Work request
Return the entries exactly as they appear.

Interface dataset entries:

☆ ☆ ☆ ☆

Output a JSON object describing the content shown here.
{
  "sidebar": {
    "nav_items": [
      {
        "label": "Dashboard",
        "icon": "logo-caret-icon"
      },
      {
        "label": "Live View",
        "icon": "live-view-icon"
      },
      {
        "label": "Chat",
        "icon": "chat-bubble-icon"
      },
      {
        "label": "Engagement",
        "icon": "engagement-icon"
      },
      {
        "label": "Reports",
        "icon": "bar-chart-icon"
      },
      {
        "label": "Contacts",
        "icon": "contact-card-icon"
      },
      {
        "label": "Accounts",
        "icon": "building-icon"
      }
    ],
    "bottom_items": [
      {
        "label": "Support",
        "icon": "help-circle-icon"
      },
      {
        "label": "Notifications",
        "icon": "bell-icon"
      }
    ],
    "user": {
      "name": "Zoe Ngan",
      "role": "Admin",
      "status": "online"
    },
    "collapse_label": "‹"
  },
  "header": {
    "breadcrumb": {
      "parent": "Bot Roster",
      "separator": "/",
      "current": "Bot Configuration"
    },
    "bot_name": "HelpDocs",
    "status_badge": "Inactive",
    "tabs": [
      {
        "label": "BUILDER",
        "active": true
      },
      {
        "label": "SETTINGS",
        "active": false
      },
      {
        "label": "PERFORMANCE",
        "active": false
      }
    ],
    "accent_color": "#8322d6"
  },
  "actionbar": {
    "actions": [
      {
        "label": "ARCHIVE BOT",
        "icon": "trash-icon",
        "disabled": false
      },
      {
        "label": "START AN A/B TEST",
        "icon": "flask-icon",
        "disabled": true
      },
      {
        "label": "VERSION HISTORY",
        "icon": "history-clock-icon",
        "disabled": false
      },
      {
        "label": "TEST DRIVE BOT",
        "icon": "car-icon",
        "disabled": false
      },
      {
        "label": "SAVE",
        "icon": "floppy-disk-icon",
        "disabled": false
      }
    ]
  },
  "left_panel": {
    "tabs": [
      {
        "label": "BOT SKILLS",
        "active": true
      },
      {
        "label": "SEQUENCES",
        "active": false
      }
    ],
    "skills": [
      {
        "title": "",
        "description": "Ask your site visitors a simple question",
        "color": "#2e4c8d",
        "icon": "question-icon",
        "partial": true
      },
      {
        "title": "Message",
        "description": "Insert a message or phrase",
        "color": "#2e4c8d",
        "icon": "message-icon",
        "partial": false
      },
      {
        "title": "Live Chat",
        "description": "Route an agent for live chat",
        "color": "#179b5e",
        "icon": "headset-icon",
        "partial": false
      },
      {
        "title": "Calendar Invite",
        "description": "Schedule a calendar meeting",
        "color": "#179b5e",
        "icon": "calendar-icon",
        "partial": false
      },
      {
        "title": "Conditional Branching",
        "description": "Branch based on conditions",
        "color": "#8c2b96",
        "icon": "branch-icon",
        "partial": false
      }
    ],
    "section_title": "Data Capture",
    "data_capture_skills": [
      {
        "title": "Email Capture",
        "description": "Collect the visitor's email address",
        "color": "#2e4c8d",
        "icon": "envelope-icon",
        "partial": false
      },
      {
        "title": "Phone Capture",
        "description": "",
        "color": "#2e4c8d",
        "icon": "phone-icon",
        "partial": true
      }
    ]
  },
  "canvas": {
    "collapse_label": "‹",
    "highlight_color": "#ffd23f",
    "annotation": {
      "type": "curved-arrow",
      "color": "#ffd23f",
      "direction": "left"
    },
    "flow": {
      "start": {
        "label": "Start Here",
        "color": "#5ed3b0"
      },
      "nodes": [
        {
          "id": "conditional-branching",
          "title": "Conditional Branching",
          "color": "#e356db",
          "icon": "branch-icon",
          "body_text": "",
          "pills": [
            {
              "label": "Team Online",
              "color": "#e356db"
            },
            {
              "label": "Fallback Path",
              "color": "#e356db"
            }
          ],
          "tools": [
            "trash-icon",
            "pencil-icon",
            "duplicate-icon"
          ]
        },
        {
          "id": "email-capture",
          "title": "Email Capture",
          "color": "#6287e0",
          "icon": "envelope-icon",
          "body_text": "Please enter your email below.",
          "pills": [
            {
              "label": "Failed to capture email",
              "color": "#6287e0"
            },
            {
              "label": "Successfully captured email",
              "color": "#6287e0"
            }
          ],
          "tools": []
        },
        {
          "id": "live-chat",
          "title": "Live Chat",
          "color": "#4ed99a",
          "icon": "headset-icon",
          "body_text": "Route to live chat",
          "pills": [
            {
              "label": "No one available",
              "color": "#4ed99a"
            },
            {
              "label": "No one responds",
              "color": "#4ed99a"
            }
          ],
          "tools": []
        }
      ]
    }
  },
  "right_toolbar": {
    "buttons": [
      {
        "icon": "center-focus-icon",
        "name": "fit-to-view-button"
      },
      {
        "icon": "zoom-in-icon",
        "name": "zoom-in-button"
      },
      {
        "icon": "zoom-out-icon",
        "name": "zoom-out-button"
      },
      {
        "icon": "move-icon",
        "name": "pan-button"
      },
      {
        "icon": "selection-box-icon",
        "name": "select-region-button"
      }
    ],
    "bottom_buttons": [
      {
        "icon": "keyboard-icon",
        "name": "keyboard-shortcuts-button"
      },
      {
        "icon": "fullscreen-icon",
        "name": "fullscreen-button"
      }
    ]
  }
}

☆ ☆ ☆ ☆

Answer for the task
Output a JSON object describing the content shown here.
{
  "sidebar": {
    "nav_items": [
      {
        "label": "Dashboard",
        "icon": "logo-caret-icon"
      },
      {
        "label": "Live View",
        "icon": "live-view-icon"
      },
      {
        "label": "Chat",
        "icon": "chat-bubble-icon"
      },
      {
        "label": "Engagement",
        "icon": "engagement-icon"
      },
      {
        "label": "Reports",
        "icon": "bar-chart-icon"
      },
      {
        "label": "Contacts",
        "icon": "contact-card-icon"
      },
      {
        "label": "Accounts",
        "icon": "building-icon"
      }
    ],
    "bottom_items": [
      {
        "label": "Support",
        "icon": "help-circle-icon"
      },
      {
        "label": "Notifications",
        "icon": "bell-icon"
      }
    ],
    "user": {
      "name": "Zoe Ngan",
      "role": "Admin",
      "status": "online"
    },
    "collapse_label": "‹"
  },
  "header": {
    "breadcrumb": {
      "parent": "Bot Roster",
      "separator": "/",
      "current": "Bot Configuration"
    },
    "bot_name": "HelpDocs",
    "status_badge": "Inactive",
    "tabs": [
      {
        "label": "BUILDER",
        "active": true
      },
      {
        "label": "SETTINGS",
        "active": false
      },
      {
        "label": "PERFORMANCE",
        "active": false
      }
    ],
    "accent_color": "#8322d6"
  },
  "actionbar": {
    "actions": [
      {
        "label": "ARCHIVE BOT",
        "icon": "trash-icon",
        "disabled": false
      },
      {
        "label": "START AN A/B TEST",
        "icon": "flask-icon",
        "disabled": true
      },
      {
        "label": "VERSION HISTORY",
        "icon": "history-clock-icon",
        "disabled": false
      },
      {
        "label": "TEST DRIVE BOT",
        "icon": "car-icon",
        "disabled": false
      },
      {
        "label": "SAVE",
        "icon": "floppy-disk-icon",
        "disabled": false
      }
    ]
  },
  "left_panel": {
    "tabs": [
      {
        "label": "BOT SKILLS",
        "active": true
      },
      {
        "label": "SEQUENCES",
        "active": false
      }
    ],
    "skills": [
      {
        "title": "",
        "description": "Ask your site visitors a simple question",
        "color": "#2e4c8d",
        "icon": "question-icon",
        "partial": true
      },
      {
        "title": "Message",
        "description": "Insert a message or phrase",
        "color": "#2e4c8d",
        "icon": "message-icon",
        "partial": false
      },
      {
        "title": "Live Chat",
        "description": "Route an agent for live chat",
        "color": "#179b5e",
        "icon": "headset-icon",
        "partial": false
      },
      {
        "title": "Calendar Invite",
        "description": "Schedule a calendar meeting",
        "color": "#179b5e",
        "icon": "calendar-icon",
        "partial": false
      },
      {
        "title": "Conditional Branching",
        "description": "Branch based on conditions",
        "color": "#8c2b96",
        "icon": "branch-icon",
        "partial": false
      }
    ],
    "section_title": "Data Capture",
    "data_capture_skills": [
      {
        "title": "Email Capture",
        "description": "Collect the visitor's email address",
        "color": "#2e4c8d",
        "icon": "envelope-icon",
        "partial": false
      },
      {
        "title": "Phone Capture",
        "description": "",
        "color": "#2e4c8d",
        "icon": "phone-icon",
        "partial": true
      }
    ]
  },
  "canvas": {
    "collapse_label": "‹",
    "highlight_color": "#ffd23f",
    "annotation": {
      "type": "curved-arrow",
      "color": "#ffd23f",
      "direction": "left"
    },
    "flow": {
      "start": {
        "label": "Start Here",
        "color": "#5ed3b0"
      },
      "nodes": [
        {
          "id": "conditional-branching",
          "title": "Conditional Branching",
          "color": "#e356db",
          "icon": "branch-icon",
          "body_text": "",
          "pills": [
            {
              "label": "Team Online",
              "color": "#e356db"
            },
            {
              "label": "Fallback Path",
              "color": "#e356db"
            }
          ],
          "tools": [
            "trash-icon",
            "pencil-icon",
            "duplicate-icon"
          ]
        },
        {
          "id": "email-capture",
          "title": "Email Capture",
          "color": "#6287e0",
          "icon": "envelope-icon",
          "body_text": "Please enter your email below.",
          "pills": [
            {
              "label": "Failed to capture email",
              "color": "#6287e0"
            },
            {
              "label": "Successfully captured email",
              "color": "#6287e0"
            }
          ],
          "tools": []
        },
        {
          "id": "live-chat",
          "title": "Live Chat",
          "color": "#4ed99a",
          "icon": "headset-icon",
          "body_text": "Route to live chat",
          "pills": [
            {
              "label": "No one available",
              "color": "#4ed99a"
            },
            {
              "label": "No one responds",
              "color": "#4ed99a"
            }
          ],
          "tools": []
        }
      ]
    }
  },
  "right_toolbar": {
    "buttons": [
      {
        "icon": "center-focus-icon",
        "name": "fit-to-view-button"
      },
      {
        "icon": "zoom-in-icon",
        "name": "zoom-in-button"
      },
      {
        "icon": "zoom-out-icon",
        "name": "zoom-out-button"
      },
      {
        "icon": "move-icon",
        "name": "pan-button"
      },
      {
        "icon": "selection-box-icon",
        "name": "select-region-button"
      }
    ],
    "bottom_buttons": [
      {
        "icon": "keyboard-icon",
        "name": "keyboard-shortcuts-button"
      },
      {
        "icon": "fullscreen-icon",
        "name": "fullscreen-button"
      }
    ]
  }
}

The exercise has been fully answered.